### Work item
Copy every line of the entries that has the string "icon" in it.

+++++

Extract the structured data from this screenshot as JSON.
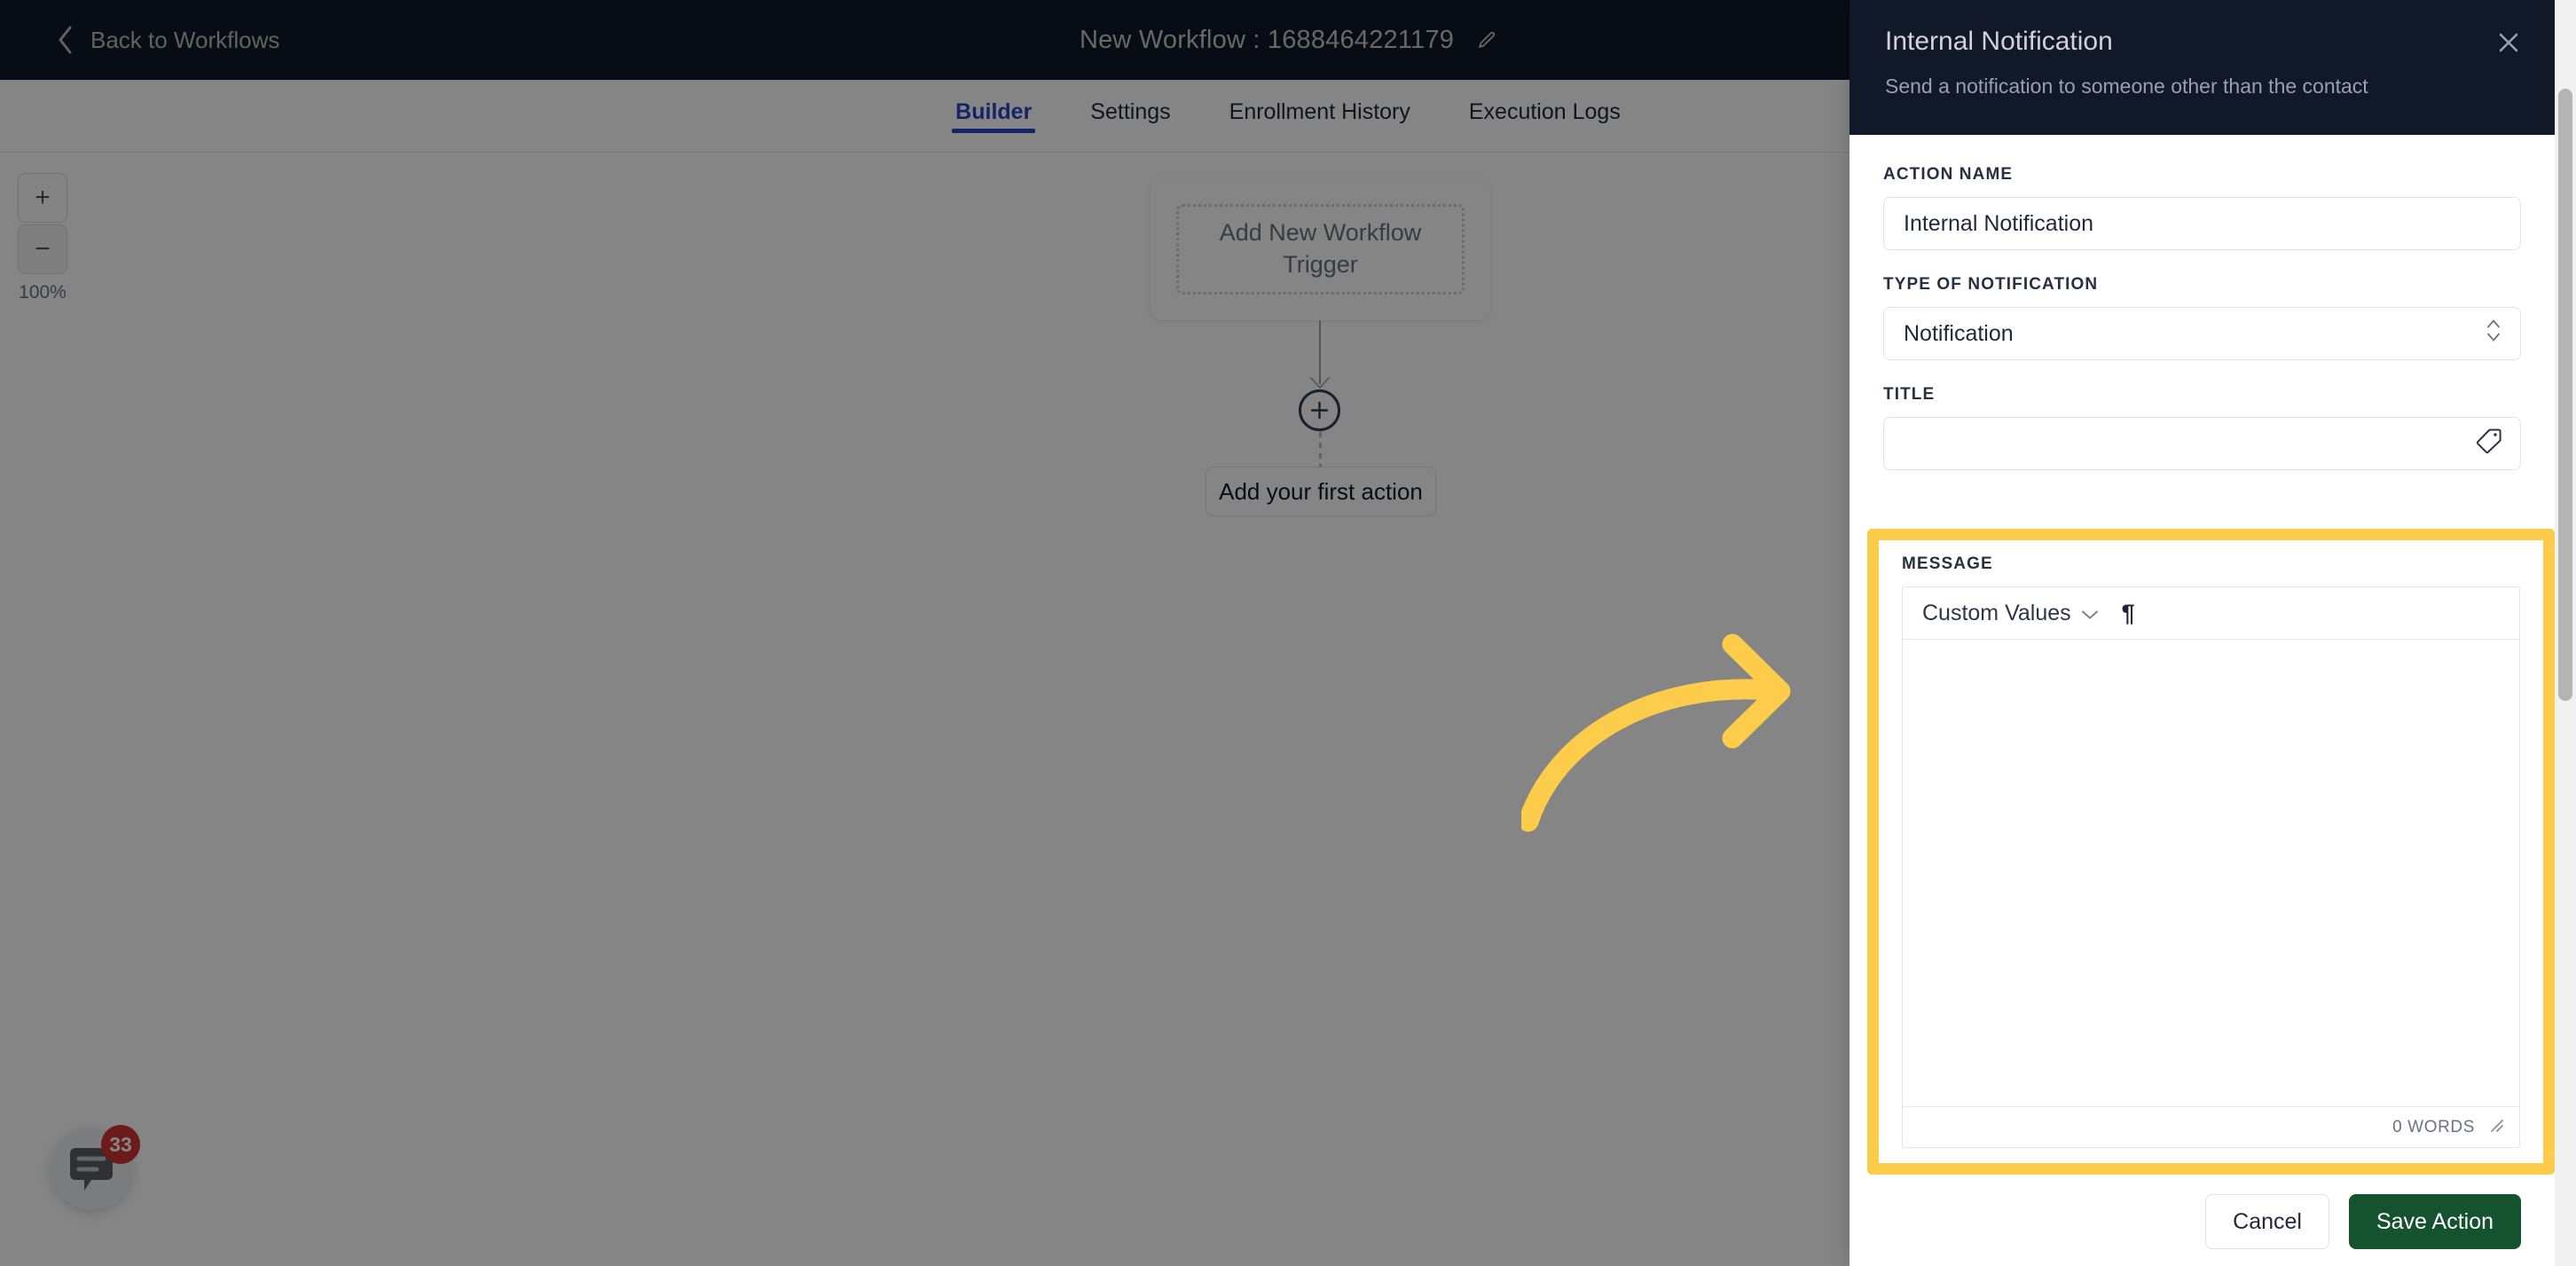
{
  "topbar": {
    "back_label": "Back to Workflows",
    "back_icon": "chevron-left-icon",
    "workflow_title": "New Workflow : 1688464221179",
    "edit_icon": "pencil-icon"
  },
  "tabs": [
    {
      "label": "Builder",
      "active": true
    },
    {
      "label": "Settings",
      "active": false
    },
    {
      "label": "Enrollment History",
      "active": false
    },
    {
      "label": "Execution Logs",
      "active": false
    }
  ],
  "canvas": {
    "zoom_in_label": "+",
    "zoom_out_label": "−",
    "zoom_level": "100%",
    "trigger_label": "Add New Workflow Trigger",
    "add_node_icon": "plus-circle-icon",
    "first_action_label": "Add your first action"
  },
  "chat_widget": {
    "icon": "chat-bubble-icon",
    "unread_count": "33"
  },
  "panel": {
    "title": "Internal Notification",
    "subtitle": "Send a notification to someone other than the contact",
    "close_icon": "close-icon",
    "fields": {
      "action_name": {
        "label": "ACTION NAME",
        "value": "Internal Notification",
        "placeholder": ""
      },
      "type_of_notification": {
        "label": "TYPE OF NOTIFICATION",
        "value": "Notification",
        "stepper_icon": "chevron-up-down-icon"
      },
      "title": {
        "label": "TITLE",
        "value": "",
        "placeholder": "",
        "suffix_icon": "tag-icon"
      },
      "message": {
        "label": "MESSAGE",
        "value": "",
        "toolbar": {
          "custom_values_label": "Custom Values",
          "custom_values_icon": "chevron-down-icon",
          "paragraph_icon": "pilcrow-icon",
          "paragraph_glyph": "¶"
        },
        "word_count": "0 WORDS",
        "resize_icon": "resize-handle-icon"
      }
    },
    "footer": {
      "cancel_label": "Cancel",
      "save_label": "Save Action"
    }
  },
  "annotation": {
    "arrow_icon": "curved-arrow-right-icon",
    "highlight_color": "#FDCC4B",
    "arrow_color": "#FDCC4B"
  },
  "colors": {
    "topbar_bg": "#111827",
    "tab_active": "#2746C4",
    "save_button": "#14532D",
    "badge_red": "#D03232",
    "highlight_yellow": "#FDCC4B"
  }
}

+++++

### Answer to the exercise
    "back_icon": "chevron-left-icon",
    "edit_icon": "pencil-icon"
    "add_node_icon": "plus-circle-icon",
    "icon": "chat-bubble-icon",
    "close_icon": "close-icon",
        "stepper_icon": "chevron-up-down-icon"
        "suffix_icon": "tag-icon"
          "custom_values_icon": "chevron-down-icon",
          "paragraph_icon": "pilcrow-icon",
        "resize_icon": "resize-handle-icon"
    "arrow_icon": "curved-arrow-right-icon",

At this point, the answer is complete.